* _Description of the task_
Within the records, find every line that includes the word "price" and copy it.

(Information given)

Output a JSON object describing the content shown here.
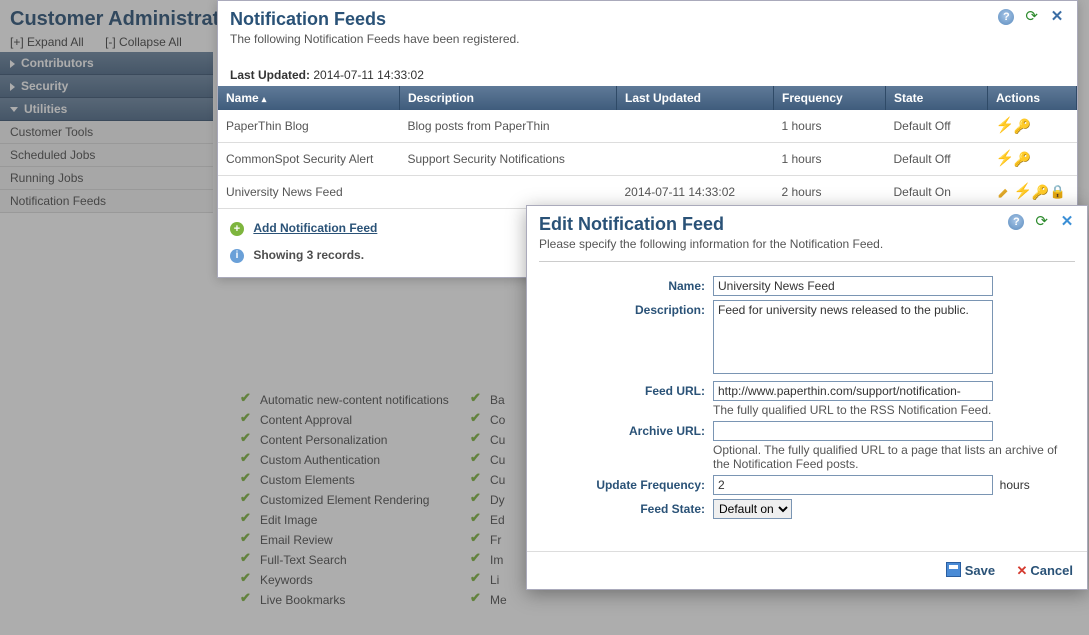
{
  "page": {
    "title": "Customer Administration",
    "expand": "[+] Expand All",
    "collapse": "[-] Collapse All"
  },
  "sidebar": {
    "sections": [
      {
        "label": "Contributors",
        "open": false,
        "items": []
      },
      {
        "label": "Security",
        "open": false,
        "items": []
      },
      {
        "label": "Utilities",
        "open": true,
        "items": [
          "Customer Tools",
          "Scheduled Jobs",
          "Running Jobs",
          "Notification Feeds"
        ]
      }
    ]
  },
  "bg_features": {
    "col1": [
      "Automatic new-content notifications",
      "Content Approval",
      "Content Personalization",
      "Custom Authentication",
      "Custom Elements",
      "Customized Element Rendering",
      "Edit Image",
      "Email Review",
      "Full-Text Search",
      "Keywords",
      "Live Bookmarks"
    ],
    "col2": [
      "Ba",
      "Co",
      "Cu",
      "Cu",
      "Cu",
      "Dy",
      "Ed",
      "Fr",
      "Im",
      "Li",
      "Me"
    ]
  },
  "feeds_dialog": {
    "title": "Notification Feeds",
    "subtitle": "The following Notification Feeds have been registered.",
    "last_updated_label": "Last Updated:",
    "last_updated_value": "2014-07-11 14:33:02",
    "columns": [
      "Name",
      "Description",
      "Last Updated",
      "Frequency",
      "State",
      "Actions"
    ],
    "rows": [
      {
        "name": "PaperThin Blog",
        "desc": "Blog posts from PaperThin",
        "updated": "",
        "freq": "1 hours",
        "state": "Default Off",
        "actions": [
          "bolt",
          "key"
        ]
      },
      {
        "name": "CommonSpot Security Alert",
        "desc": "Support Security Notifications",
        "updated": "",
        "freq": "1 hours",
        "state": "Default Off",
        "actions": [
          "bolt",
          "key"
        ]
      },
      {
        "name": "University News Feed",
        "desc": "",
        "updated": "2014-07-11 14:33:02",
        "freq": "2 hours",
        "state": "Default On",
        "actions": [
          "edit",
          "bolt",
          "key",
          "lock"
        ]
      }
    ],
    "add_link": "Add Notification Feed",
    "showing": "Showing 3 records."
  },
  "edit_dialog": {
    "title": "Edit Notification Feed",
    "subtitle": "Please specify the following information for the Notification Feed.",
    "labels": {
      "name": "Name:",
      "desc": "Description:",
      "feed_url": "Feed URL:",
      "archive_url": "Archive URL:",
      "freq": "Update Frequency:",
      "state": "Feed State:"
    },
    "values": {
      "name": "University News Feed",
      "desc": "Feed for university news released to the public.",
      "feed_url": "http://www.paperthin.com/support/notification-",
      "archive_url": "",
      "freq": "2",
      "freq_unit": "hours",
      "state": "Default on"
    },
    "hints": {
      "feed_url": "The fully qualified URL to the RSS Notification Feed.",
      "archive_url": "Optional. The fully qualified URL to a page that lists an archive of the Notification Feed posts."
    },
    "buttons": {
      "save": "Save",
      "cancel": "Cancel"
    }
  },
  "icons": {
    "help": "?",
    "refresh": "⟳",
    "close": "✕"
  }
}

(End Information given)
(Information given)

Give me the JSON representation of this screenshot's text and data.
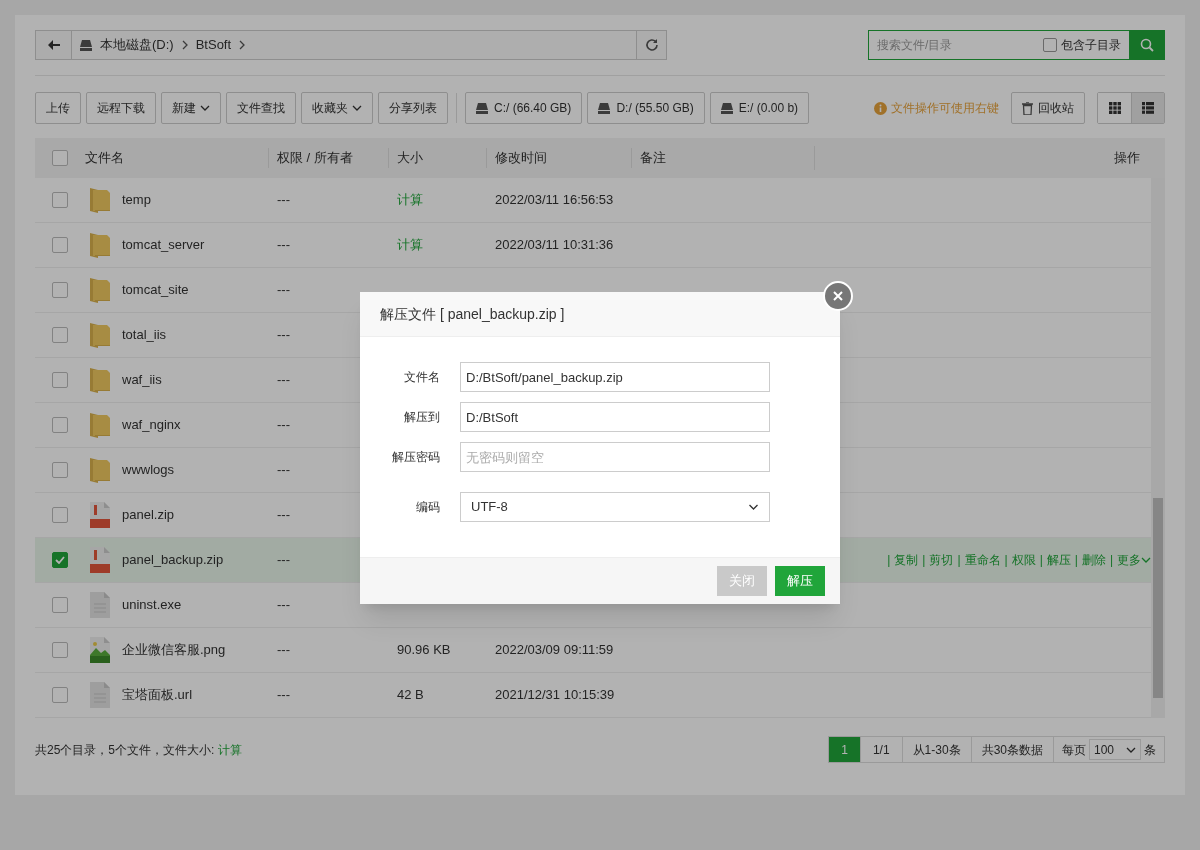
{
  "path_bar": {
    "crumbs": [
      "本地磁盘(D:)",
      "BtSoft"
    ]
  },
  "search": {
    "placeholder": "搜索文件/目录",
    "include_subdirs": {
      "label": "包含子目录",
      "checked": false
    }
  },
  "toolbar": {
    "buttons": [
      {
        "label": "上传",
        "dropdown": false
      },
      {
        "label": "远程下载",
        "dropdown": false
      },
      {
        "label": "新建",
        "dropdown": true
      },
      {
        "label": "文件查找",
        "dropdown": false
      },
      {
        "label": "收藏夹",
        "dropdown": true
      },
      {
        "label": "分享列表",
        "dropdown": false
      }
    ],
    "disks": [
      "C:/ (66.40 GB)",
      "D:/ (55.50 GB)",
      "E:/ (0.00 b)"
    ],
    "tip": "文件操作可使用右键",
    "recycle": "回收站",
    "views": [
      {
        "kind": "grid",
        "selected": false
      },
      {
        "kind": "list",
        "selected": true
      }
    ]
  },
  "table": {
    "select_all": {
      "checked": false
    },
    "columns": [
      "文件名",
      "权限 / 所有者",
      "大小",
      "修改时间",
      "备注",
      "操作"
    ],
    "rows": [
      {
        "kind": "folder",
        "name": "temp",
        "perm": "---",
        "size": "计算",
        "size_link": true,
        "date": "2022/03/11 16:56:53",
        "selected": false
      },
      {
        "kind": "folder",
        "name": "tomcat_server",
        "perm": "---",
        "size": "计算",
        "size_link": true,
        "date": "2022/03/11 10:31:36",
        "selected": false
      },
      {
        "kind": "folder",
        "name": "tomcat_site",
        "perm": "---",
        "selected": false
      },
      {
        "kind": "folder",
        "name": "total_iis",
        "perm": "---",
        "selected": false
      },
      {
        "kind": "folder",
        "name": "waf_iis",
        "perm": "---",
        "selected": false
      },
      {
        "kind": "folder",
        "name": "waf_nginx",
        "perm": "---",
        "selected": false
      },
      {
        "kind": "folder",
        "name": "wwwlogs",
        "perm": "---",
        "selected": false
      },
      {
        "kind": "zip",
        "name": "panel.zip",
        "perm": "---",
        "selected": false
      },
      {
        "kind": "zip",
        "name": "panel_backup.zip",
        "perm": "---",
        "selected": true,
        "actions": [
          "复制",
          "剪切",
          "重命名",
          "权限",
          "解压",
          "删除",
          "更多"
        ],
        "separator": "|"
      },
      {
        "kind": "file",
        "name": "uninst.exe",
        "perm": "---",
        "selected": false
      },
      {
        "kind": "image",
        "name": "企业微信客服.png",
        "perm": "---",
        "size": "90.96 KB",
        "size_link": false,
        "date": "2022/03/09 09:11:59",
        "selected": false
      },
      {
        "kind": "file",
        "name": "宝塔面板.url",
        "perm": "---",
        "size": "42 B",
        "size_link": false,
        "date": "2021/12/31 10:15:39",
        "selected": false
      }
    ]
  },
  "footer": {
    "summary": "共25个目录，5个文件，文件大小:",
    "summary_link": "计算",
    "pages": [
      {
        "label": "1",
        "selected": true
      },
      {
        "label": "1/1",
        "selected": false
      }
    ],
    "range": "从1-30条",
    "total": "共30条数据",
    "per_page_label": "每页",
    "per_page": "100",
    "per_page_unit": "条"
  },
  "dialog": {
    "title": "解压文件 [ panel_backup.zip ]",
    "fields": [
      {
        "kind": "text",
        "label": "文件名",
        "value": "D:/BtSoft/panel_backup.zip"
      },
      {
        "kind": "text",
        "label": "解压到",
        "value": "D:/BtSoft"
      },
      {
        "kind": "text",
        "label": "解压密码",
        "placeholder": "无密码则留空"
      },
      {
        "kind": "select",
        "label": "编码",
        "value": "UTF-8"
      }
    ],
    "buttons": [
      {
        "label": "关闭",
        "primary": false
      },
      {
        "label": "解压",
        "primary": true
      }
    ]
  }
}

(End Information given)
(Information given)

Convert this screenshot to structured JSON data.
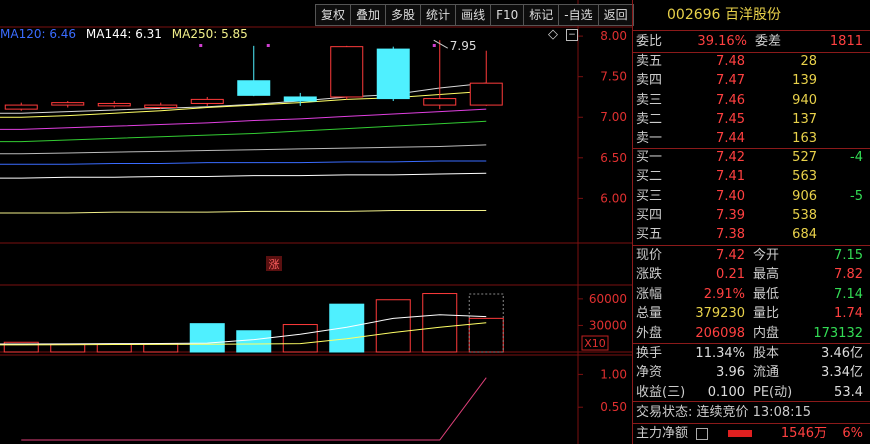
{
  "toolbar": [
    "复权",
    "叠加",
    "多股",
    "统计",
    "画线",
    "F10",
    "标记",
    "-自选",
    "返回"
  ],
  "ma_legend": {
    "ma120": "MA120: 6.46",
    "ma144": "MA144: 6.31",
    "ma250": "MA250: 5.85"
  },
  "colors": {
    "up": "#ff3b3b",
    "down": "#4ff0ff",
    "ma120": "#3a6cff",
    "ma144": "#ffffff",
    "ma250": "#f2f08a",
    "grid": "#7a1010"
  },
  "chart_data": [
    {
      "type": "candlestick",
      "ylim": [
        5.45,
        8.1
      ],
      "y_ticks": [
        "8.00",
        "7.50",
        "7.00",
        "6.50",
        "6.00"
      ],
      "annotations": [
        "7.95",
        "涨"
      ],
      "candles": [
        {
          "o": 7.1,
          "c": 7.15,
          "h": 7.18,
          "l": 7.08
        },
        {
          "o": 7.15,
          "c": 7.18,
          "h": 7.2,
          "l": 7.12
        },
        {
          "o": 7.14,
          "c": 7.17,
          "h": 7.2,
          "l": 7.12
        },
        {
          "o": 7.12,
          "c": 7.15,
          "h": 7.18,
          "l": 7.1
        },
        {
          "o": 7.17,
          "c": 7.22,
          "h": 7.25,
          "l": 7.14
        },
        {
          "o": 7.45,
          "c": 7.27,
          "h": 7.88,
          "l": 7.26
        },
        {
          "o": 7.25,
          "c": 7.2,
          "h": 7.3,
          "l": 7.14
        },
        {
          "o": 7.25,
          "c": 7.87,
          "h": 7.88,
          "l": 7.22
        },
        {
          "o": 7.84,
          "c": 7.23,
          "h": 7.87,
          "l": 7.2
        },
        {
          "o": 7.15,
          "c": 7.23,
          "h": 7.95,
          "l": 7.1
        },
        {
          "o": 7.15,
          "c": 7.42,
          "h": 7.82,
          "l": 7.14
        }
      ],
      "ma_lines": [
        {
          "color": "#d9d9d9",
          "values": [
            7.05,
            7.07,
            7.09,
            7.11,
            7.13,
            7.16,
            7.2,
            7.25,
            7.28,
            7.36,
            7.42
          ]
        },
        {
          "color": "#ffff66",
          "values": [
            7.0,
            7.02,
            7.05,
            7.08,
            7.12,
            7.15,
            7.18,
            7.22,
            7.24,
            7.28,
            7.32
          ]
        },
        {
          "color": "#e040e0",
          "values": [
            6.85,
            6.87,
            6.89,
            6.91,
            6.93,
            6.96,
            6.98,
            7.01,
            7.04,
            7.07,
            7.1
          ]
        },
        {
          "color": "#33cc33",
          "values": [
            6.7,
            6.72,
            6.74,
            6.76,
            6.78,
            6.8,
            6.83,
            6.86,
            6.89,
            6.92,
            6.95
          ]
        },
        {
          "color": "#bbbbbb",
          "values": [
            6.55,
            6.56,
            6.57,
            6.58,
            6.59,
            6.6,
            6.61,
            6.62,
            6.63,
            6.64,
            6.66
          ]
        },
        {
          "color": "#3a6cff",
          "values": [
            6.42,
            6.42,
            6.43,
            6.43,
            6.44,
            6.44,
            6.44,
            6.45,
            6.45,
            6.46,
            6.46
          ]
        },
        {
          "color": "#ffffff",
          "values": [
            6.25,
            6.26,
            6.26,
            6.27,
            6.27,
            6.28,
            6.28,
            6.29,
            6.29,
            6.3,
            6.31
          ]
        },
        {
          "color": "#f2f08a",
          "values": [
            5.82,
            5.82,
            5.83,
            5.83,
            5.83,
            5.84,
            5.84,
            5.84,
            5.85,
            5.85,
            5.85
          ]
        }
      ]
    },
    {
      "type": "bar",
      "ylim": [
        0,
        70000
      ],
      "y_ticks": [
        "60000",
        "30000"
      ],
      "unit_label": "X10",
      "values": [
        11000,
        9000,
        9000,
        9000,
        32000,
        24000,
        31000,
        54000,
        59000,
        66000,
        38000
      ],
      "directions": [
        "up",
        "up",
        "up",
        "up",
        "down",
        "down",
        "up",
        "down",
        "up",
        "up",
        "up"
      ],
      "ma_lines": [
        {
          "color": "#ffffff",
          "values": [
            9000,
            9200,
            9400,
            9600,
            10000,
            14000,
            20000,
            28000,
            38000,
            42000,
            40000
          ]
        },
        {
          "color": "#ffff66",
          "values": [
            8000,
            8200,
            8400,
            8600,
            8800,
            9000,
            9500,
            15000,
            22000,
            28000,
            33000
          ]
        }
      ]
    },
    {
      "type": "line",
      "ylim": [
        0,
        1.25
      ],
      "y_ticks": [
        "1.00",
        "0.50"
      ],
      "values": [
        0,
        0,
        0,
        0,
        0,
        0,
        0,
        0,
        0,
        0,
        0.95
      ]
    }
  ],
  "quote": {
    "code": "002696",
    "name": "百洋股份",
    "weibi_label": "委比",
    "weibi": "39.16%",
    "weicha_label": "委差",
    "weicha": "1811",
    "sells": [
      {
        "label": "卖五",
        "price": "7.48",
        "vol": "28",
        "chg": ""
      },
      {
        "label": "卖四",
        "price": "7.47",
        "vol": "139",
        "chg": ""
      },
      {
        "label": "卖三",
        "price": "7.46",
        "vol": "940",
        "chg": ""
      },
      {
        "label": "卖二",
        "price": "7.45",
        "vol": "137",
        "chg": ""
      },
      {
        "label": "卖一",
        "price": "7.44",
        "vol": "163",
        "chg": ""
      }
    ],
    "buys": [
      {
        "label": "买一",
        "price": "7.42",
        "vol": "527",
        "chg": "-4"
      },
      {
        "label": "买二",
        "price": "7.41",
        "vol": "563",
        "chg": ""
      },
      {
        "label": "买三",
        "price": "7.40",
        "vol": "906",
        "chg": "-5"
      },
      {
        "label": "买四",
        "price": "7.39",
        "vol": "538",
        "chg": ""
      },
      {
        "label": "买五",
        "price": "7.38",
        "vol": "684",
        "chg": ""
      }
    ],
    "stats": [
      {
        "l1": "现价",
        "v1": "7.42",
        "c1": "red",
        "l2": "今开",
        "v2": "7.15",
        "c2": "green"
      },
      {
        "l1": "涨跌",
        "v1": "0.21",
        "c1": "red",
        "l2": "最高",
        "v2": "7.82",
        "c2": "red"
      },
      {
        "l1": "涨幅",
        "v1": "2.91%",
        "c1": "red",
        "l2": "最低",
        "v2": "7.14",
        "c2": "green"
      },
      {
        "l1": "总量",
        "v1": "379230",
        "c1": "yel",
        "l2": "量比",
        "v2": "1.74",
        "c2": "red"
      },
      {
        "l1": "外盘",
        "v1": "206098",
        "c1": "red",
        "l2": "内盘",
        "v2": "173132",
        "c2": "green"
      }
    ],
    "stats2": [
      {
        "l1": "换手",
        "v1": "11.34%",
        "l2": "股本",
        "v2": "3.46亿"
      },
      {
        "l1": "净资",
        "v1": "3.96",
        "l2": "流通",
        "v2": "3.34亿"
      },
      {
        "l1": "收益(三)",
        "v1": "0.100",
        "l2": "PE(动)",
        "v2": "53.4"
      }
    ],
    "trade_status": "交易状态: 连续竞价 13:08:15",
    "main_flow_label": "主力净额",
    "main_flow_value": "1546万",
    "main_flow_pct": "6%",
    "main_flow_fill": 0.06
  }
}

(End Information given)

* _Solution to this task_
        "price": "7.48",
        "price": "7.47",
        "price": "7.46",
        "price": "7.45",
        "price": "7.44",
        "price": "7.42",
        "price": "7.41",
        "price": "7.40",
        "price": "7.39",
        "price": "7.38",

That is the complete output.